Today CCPC-BC senior economist Marc Lee submitted an analysis to the BC Utilities Commission in response to their consultation on the economics of the Site C dam. You can read it here.
In short, the submission discussses how the economic case for Site C assumes that industrial demand for electricity—in particular for natural gas extraction and processing—will grow significantly. However, as Marc noted when Petronas decided to stand down on its Pacific Northwest project, liquefied natural gas (LNG) projects are based on some pretty abysmal economics, and most are unlikely to materialize.
BC Hydro has consistently overestimated future electricity demand—and, as my submission shows, they substantially ramped up their projections while decisions about the Site C dam were being made.
Even in the absence of Site C, BC Hydro will have an electricity surplus until at least the early 2030s. This surplus could be extended much further in time if more aggressive conservation measures are taken and if fossil fuel sectors (and their electricity demand) are steadily wound down in a manner consistent with climate action.
As things stand, based on fee schedules published by the government, the Site C dam’s power would be sold at a loss after the project is completed. That means higher debt for BC Hydro—and higher rates for all BC Hydro customers.
This is particularly problematic for BC’s low-income households, which spend a greater share of their income on energy and are the most constrained in terms of changing their behaviour.
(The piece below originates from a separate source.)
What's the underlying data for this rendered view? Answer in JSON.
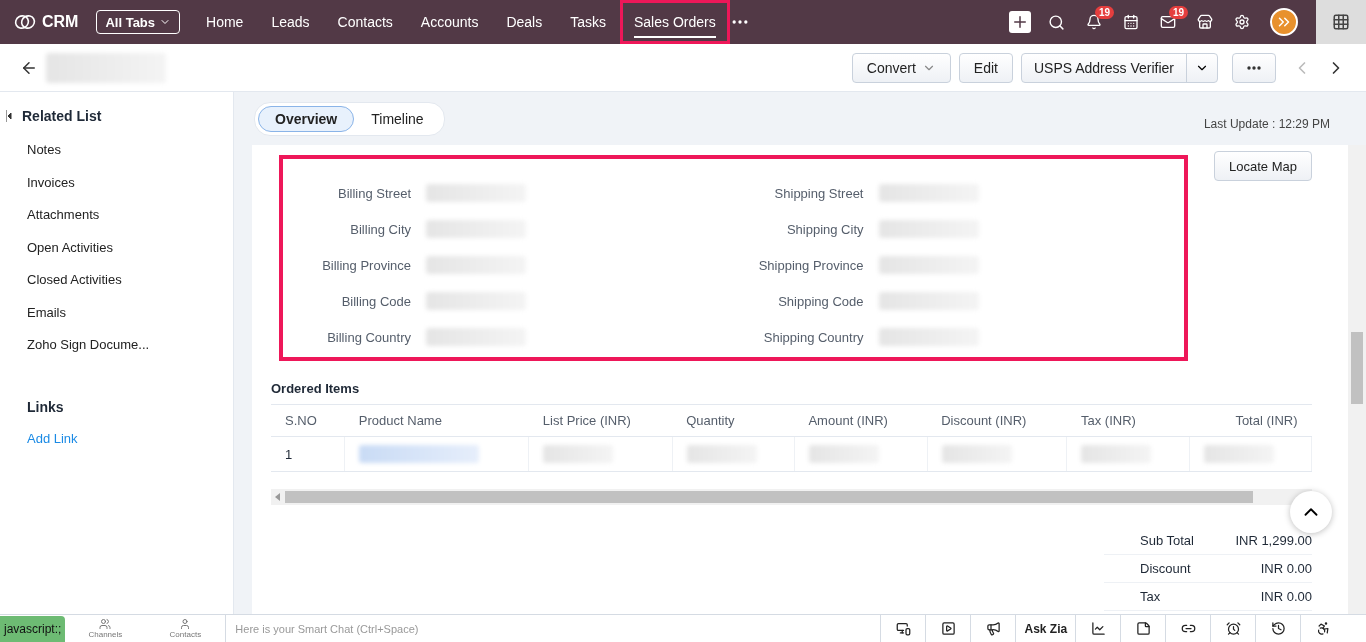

Our 2011 report on energy poverty found that between 17 and 18% of British Columbians are estimated to live in energy poverty—and since Hydro rate increases have outpaced increases in provincial income, disability assistance rates, welfare rates, and the minimum wage, that share of energy-poor British Columbians has likely increased.
Rather than move ahead with Site C, BC should undertake a more fulsome process of evaluation of future supply and demand—which must include conservation, alternative supply options and BC Hydro’s role in facilitating greenhouse gas emission reductions. It should also expand the scope of its inquiry to consider Site C’s “significant adverse environmental effects” (as acknowledged by the Government of Canada), as well as the implications for First Nations in northeastern BC.
It’s crucial that Site C is evaluated transparently, accurately, and in consideration of BC’s climate action planning and our need for climate justice.